Hmm, let's go to Wikipedia:
Australia enforces compulsory voting. Compulsory voting at referendums was considered when a referendum was proposed in 1915, but, as the referendum was never held, the idea was put on hold. The immediate impetus for compulsory voting at federal level was the low voter turnout (59.38 percent) at the 1922 federal election. However, it was not on the platform of either the Stanley Bruce-led Nationalist/Country party coalition government or the Matthew Charlton-led Labor opposition to introduce this requirement; rather, the initiative was taken by a backbench Tasmanian senator from the Nationalists, Herbert Payne, who introduced a Private Senator's Bill, the Commonwealth Electoral Act 1924, on 16 July 1924. Senator Payne's bill was passed with little debate (the House of Representatives agreed to it in less than an hour), and in neither house was a division required, hence no votes were recorded against the bill. It received Royal Assent on 31 July 1924. The 1925 federal election was the first to be held under compulsory voting; the turnout figure climbed to 91.4 per cent, an increase of 32 percentage points on the previous election.

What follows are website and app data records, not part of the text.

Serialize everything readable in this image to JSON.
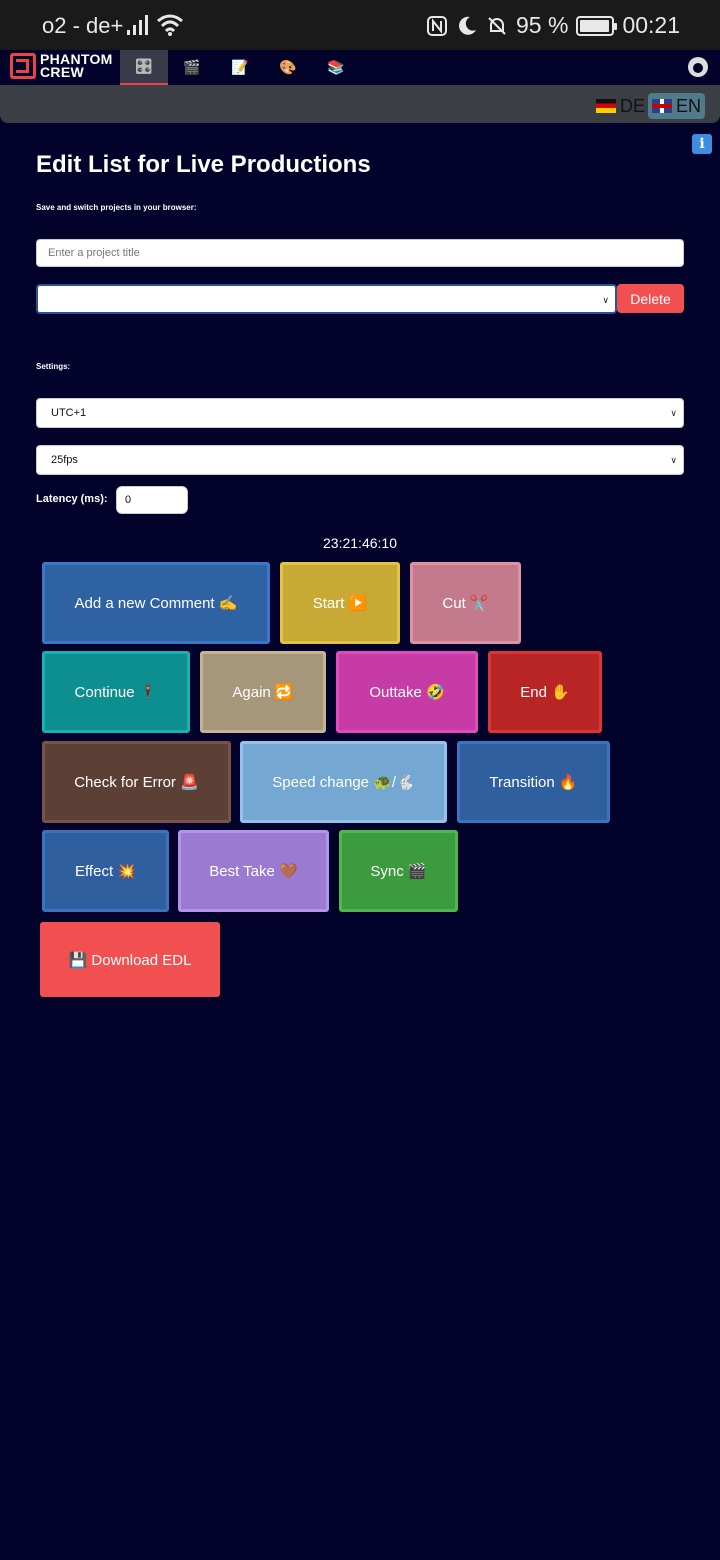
{
  "statusbar": {
    "carrier": "o2 - de+",
    "battery": "95 %",
    "time": "00:21",
    "battery_level": 0.95,
    "icons": [
      "signal-icon",
      "wifi-icon",
      "nfc-icon",
      "moon-icon",
      "mute-bell-icon",
      "battery-icon"
    ]
  },
  "nav": {
    "logo_line1": "PHANTOM",
    "logo_line2": "CREW",
    "tabs": [
      {
        "icon": "🎛️",
        "name": "control-knobs-icon"
      },
      {
        "icon": "🎬",
        "name": "clapper-icon"
      },
      {
        "icon": "📝",
        "name": "memo-icon"
      },
      {
        "icon": "🎨",
        "name": "palette-icon"
      },
      {
        "icon": "📚",
        "name": "books-icon"
      }
    ]
  },
  "lang": {
    "de": "DE",
    "en": "EN"
  },
  "info_icon": "i",
  "page": {
    "title": "Edit List for Live Productions",
    "subtitle": "Save and switch projects in your browser:",
    "title_placeholder": "Enter a project title",
    "project_selected": "",
    "delete_label": "Delete",
    "settings_label": "Settings:",
    "timezone": "UTC+1",
    "fps": "25fps",
    "latency_label": "Latency (ms):",
    "latency_value": "0",
    "timecode": "23:21:46:10"
  },
  "buttons": [
    {
      "label": "Add a new Comment ✍️",
      "bg": "#2f62a3",
      "border": "#3a78c7"
    },
    {
      "label": "Start ▶️",
      "bg": "#c9a936",
      "border": "#e3c24a"
    },
    {
      "label": "Cut ✂️",
      "bg": "#c27a8c",
      "border": "#dc93a5"
    },
    {
      "label": "Continue 🕴️",
      "bg": "#0e8f8f",
      "border": "#18b0b0"
    },
    {
      "label": "Again 🔁",
      "bg": "#a6967a",
      "border": "#c6b494"
    },
    {
      "label": "Outtake 🤣",
      "bg": "#c63ba6",
      "border": "#e04bbe"
    },
    {
      "label": "End ✋",
      "bg": "#b92525",
      "border": "#d83636"
    },
    {
      "label": "Check for Error 🚨",
      "bg": "#5c4036",
      "border": "#775447"
    },
    {
      "label": "Speed change 🐢/🐇",
      "bg": "#74a7d2",
      "border": "#95c2ea"
    },
    {
      "label": "Transition 🔥",
      "bg": "#2f5f9e",
      "border": "#3b73bd"
    },
    {
      "label": "Effect 💥",
      "bg": "#2f5f9e",
      "border": "#3b73bd"
    },
    {
      "label": "Best Take 🤎",
      "bg": "#9a7bd1",
      "border": "#b294ea"
    },
    {
      "label": "Sync 🎬",
      "bg": "#3c9a3f",
      "border": "#4cb84f"
    }
  ],
  "download_label": "💾 Download EDL"
}
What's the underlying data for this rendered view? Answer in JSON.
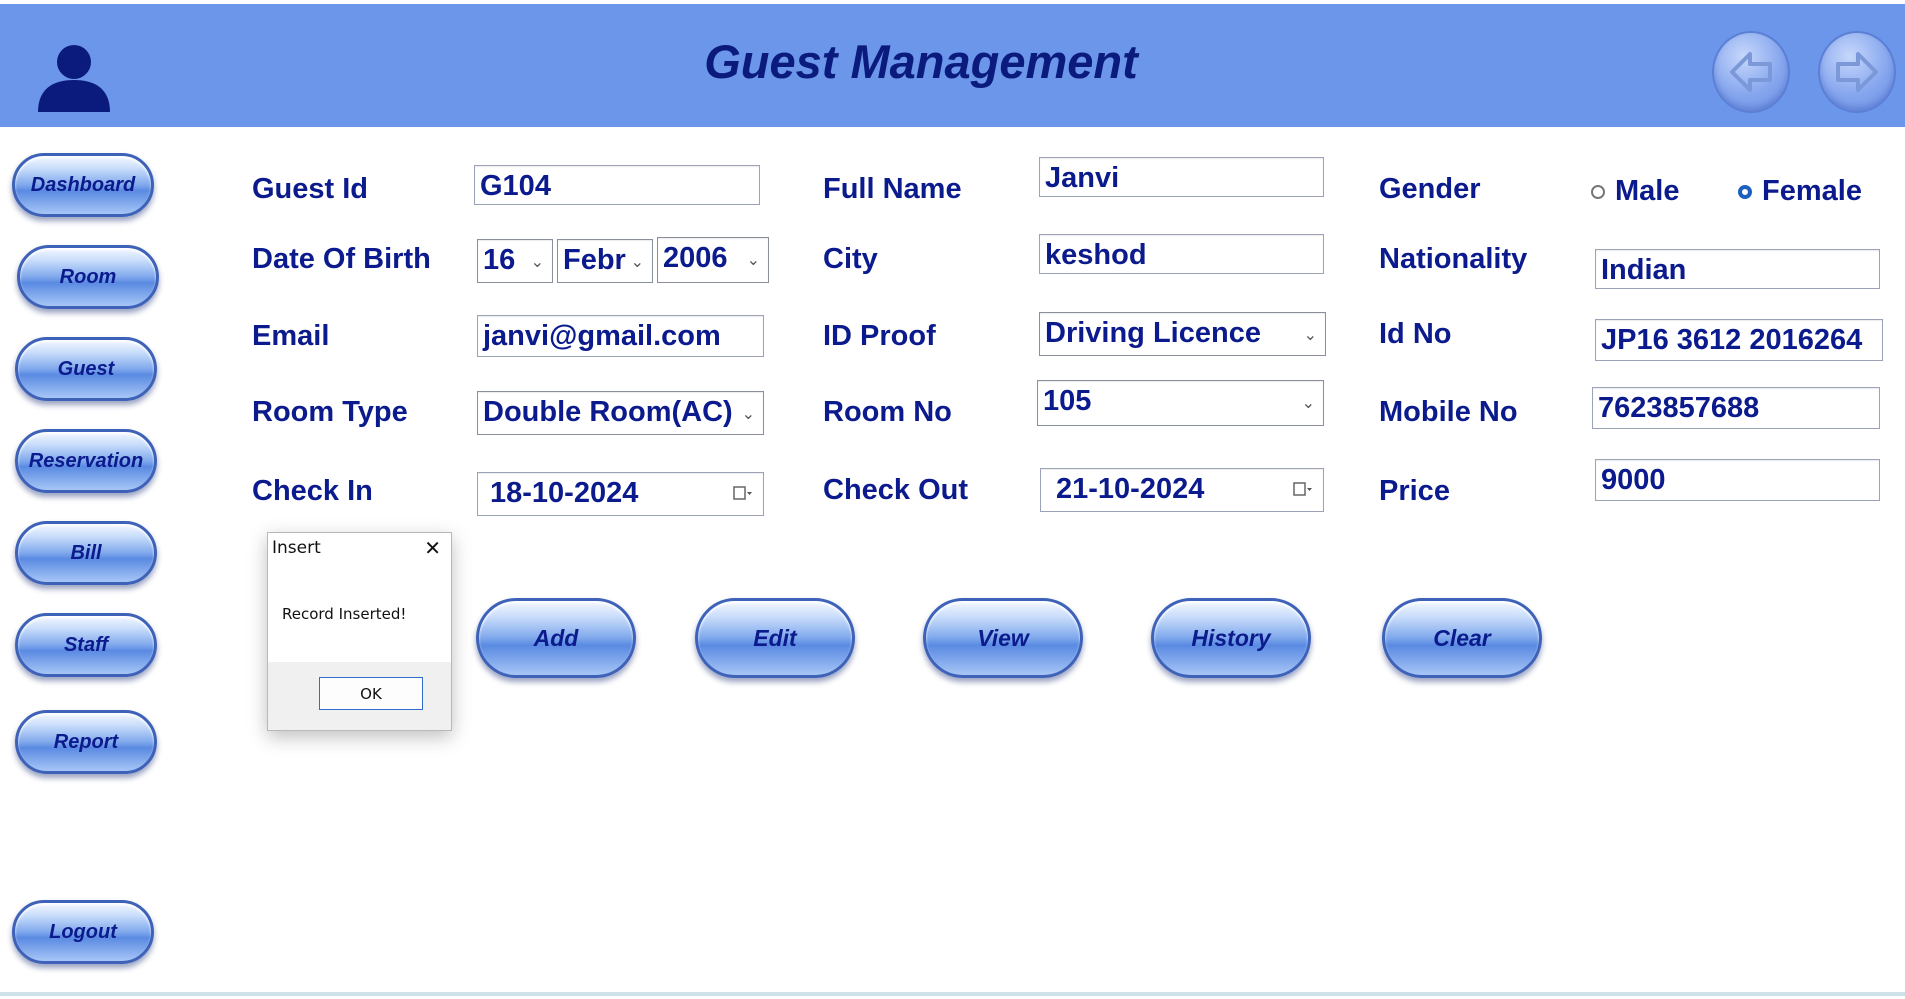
{
  "header": {
    "title": "Guest Management",
    "user_icon": "user-icon",
    "back_icon": "arrow-left-icon",
    "forward_icon": "arrow-right-icon",
    "bg_color": "#6b96ea"
  },
  "sidebar": {
    "items": [
      {
        "label": "Dashboard"
      },
      {
        "label": "Room"
      },
      {
        "label": "Guest"
      },
      {
        "label": "Reservation"
      },
      {
        "label": "Bill"
      },
      {
        "label": "Staff"
      },
      {
        "label": "Report"
      }
    ],
    "logout": "Logout"
  },
  "form": {
    "guest_id": {
      "label": "Guest Id",
      "value": "G104"
    },
    "full_name": {
      "label": "Full Name",
      "value": "Janvi"
    },
    "gender": {
      "label": "Gender",
      "options": [
        "Male",
        "Female"
      ],
      "selected": "Female"
    },
    "dob": {
      "label": "Date Of Birth",
      "day": "16",
      "month": "Febr",
      "year": "2006"
    },
    "city": {
      "label": "City",
      "value": "keshod"
    },
    "nationality": {
      "label": "Nationality",
      "value": "Indian"
    },
    "email": {
      "label": "Email",
      "value": "janvi@gmail.com"
    },
    "id_proof": {
      "label": "ID Proof",
      "value": "Driving Licence"
    },
    "id_no": {
      "label": "Id No",
      "value": "JP16 3612 2016264"
    },
    "room_type": {
      "label": "Room Type",
      "value": "Double Room(AC)"
    },
    "room_no": {
      "label": "Room No",
      "value": "105"
    },
    "mobile_no": {
      "label": "Mobile No",
      "value": "7623857688"
    },
    "check_in": {
      "label": "Check In",
      "value": "18-10-2024"
    },
    "check_out": {
      "label": "Check Out",
      "value": "21-10-2024"
    },
    "price": {
      "label": "Price",
      "value": "9000"
    }
  },
  "actions": {
    "add": "Add",
    "edit": "Edit",
    "view": "View",
    "history": "History",
    "clear": "Clear"
  },
  "dialog": {
    "title": "Insert",
    "message": "Record Inserted!",
    "ok": "OK"
  }
}
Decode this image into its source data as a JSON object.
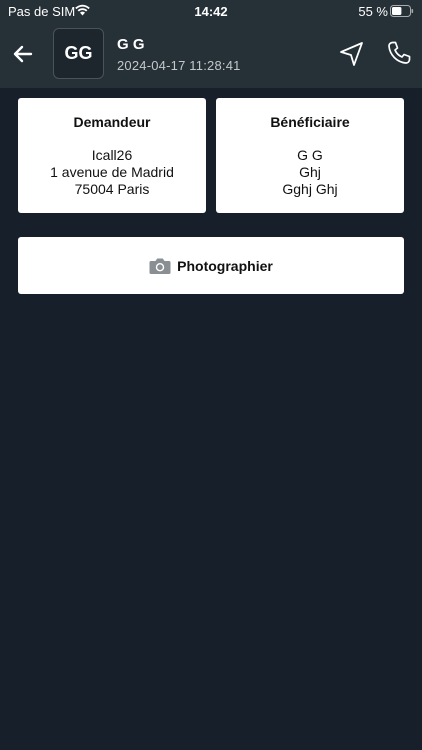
{
  "status_bar": {
    "carrier": "Pas de SIM",
    "time": "14:42",
    "battery_percent": "55 %",
    "battery_level": 0.55
  },
  "header": {
    "avatar_initials": "GG",
    "title": "G G",
    "timestamp": "2024-04-17 11:28:41"
  },
  "requester": {
    "heading": "Demandeur",
    "lines": [
      "Icall26",
      "1 avenue de Madrid",
      "75004 Paris"
    ]
  },
  "beneficiary": {
    "heading": "Bénéficiaire",
    "lines": [
      "G G",
      "Ghj",
      "Gghj Ghj"
    ]
  },
  "photo_button": {
    "label": "Photographier"
  },
  "icons": {
    "back": "arrow-left-icon",
    "navigate": "navigation-arrow-icon",
    "call": "phone-icon",
    "camera": "camera-icon",
    "wifi": "wifi-icon",
    "battery": "battery-icon"
  },
  "colors": {
    "background": "#17202a",
    "header": "#263037",
    "card": "#ffffff",
    "camera_icon": "#8a8f93"
  }
}
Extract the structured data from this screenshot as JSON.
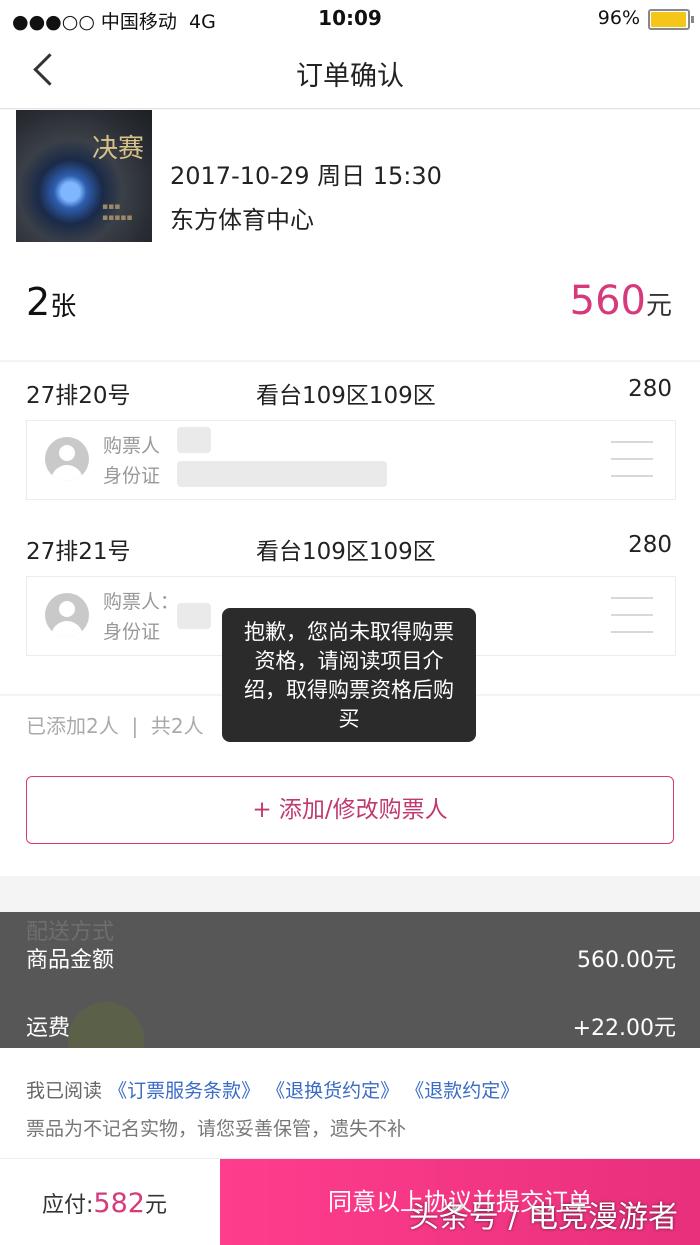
{
  "status_bar": {
    "carrier": "●●●○○ 中国移动",
    "network": "4G",
    "time": "10:09",
    "battery": "96%"
  },
  "nav": {
    "title": "订单确认"
  },
  "event": {
    "poster_text": "决赛",
    "datetime": "2017-10-29 周日 15:30",
    "venue": "东方体育中心",
    "quantity": "2",
    "quantity_unit": "张",
    "total": "560",
    "total_unit": "元"
  },
  "seats": [
    {
      "seat": "27排20号",
      "area": "看台109区109区",
      "price": "280",
      "buyer_label": "购票人",
      "id_label": "身份证"
    },
    {
      "seat": "27排21号",
      "area": "看台109区109区",
      "price": "280",
      "buyer_label": "购票人：",
      "id_label": "身份证"
    }
  ],
  "buyers": {
    "added": "已添加2人",
    "total": "共2人",
    "add_button": "+ 添加/修改购票人"
  },
  "toast": {
    "message": "抱歉，您尚未取得购票资格，请阅读项目介绍，取得购票资格后购买"
  },
  "summary": {
    "ghost_label": "配送方式",
    "goods_label": "商品金额",
    "goods_value": "560.00元",
    "shipping_label": "运费",
    "shipping_value": "+22.00元"
  },
  "agreement": {
    "prefix": "我已阅读",
    "links": [
      "《订票服务条款》",
      "《退换货约定》",
      "《退款约定》"
    ],
    "notice": "票品为不记名实物，请您妥善保管，遗失不补"
  },
  "footer": {
    "pay_label": "应付:",
    "pay_amount": "582",
    "pay_unit": "元",
    "submit_label": "同意以上协议并提交订单"
  },
  "watermark": "头条号 / 电竞漫游者",
  "colors": {
    "accent": "#d63a7a",
    "link": "#3a6bc7",
    "submit_bg": "#ff3d8d"
  }
}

Voting is compulsory both at federal elections and at elections for the state and territory legislatures. In the states of South Australia, Tasmania and Western Australia voting at local elections is not compulsory. About 5% of enrolled voters fail to vote at most elections. People in this situation are asked to explain their failure to vote. If no satisfactory reason is provided (for example, illness or religious prohibition), a relatively small fine is imposed ($20), and failure to pay the fine may result in a court hearing.
@ Eno - that to me is mandatory voting.
@ bigdaddy - to me it just underlines that it's a serious business, and I feel that if you don't vote, you don't get to complain. More importantly than that, if as many people as possible vote, it gives whoever is in power a more accurate reflection of their true mandate and responsibility, and a snapshot of where the electorate is at.
And oddly enough, we feel freer for it, because we know the voting isn't in the hands of a motivated few or special interests.
To get back to the topic at hand...
I'd only seen Olivia Munn on The Daily Show a few times, and thought her pretty but not anything special. Seeing her with proper dialogue in a drama, yeah, she is pretty good, and I hope they utilise her more next season.